Pole buildings allow the greatest flexibility and lowest construction cost of any permanent building. The pole building concept was developed so the least amount of materials could construct the largest building. Typical pole buildings use widely spaced pressure preservative treated posts for the main vertical supports. The foundation is these treated columns, embedded in the ground with a small amount of concrete cast around them. Roof trusses are aligned with the wall columns, normally every 10 to 12 feet. As pole buildings are modular, they can be constructed of any length, as long as land is available to construct. Usually structural headers are not required for windows, doors or other exterior wall openings.
Are pole buildings cheaper?
Cheaper as in less expensive or more cost-effective, yes! In comparison to other building methods, pole buildings are hands down the fastest and most cost-effective construction. They are easy to install, resulting in lower assembly and building costs. They are virtually indestructible and maintenance-free. Add in lower insurance costs and less overall maintenance over the years and you’ve got a winning combination!
Isn’t building with steel more expensive than building with wood?
Yes and no. Structural steel has become very expensive over the past few years (in some cases, having doubled in price!), making wood structural members, in most cases, a true bargain. Colored steel siding and roofing has gone up far less in price (percentage-wise) than have alternative products such as T1-11, cement-based, wood or vinyl sidings.
Doesn’t all of the wood utilized in a pole building frame destroy forests?
Area for area, pole buildings use far less wood volume than any other wood frame structure. Wood is the only readily renewable natural resource and it is increasing in reserves every year. Today there is 25% more wood volume growing in the United States than just 50 years ago.
Are pole buildings reliable?
Yes! Without question. The building design concepts utilized in pole building construction are proven and time tested.
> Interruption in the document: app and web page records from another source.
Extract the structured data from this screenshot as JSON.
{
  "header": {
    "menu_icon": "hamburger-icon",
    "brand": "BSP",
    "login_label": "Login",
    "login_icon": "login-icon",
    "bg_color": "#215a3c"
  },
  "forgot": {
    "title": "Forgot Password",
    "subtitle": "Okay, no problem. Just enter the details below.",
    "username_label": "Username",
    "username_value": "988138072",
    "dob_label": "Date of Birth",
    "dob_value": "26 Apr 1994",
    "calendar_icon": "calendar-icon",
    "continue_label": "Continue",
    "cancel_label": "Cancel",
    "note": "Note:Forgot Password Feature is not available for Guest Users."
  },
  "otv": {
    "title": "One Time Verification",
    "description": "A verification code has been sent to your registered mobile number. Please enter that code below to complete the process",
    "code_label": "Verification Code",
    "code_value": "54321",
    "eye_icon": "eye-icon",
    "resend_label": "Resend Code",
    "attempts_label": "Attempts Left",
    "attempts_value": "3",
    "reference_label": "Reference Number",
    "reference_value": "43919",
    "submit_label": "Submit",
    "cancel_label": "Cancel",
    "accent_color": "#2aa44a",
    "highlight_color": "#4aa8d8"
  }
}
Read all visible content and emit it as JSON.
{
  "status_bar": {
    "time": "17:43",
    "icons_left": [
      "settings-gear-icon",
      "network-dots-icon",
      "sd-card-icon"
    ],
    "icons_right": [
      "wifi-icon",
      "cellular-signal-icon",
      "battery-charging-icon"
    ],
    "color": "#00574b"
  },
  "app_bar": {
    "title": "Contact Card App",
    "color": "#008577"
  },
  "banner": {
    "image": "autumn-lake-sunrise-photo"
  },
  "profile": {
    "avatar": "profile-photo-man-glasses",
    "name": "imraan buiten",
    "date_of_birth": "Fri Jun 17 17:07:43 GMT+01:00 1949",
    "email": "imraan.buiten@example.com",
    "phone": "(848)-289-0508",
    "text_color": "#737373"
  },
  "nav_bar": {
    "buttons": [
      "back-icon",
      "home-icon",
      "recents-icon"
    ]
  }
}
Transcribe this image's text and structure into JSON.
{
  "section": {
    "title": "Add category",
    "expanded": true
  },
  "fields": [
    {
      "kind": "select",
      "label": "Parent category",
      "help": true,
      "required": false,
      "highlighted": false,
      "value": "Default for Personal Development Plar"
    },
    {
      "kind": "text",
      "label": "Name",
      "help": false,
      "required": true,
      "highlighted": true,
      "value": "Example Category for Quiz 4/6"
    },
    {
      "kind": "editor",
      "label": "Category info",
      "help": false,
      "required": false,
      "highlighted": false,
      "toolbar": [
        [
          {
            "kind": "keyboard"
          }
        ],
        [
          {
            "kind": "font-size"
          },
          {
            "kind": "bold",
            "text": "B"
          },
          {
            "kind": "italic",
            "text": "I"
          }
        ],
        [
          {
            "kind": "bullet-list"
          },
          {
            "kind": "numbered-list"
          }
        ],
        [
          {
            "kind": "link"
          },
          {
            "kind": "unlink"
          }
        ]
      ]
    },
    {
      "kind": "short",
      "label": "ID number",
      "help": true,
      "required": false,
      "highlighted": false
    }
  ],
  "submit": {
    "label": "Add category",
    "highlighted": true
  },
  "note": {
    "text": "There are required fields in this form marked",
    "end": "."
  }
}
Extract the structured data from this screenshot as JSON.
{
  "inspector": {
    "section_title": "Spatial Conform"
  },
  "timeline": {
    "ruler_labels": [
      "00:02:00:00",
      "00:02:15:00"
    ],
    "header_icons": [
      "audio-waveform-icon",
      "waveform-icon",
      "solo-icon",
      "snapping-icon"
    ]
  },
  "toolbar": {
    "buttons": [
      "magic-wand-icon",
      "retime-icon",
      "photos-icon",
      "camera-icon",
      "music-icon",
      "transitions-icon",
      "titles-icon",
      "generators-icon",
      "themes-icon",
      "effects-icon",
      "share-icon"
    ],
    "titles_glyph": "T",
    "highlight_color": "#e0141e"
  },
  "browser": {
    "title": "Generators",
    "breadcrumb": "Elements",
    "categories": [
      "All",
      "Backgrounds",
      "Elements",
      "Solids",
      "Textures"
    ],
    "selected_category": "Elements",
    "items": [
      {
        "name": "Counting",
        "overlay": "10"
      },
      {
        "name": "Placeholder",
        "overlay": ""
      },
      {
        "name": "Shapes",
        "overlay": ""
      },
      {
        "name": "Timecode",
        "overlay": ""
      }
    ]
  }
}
Millions of pole buildings have been constructed around the world and perform admirably.
How long will a pole building last?
Your new pole building should out-live its useful lifespan. Pole buildings require far less maintenance than traditional buildings. Steel siding is galvanized or galvalume-coated under the paint to prevent rusting. Wood members in contact with the ground are pressure preservative treated to resist decay. Your new pole building should last at least – and actually far longer than – a traditional building under the same conditions.
Do pole buildings hold their value?
Yes! Not only do they hold their value, they are almost always worth more the day they are completed than their cost of construction. This is because most insurance companies, realtors, banks and consumers look at a building as a building regardless of how it is constructed. The low costs of a pole building, give it a decided edge over any other form of construction in value.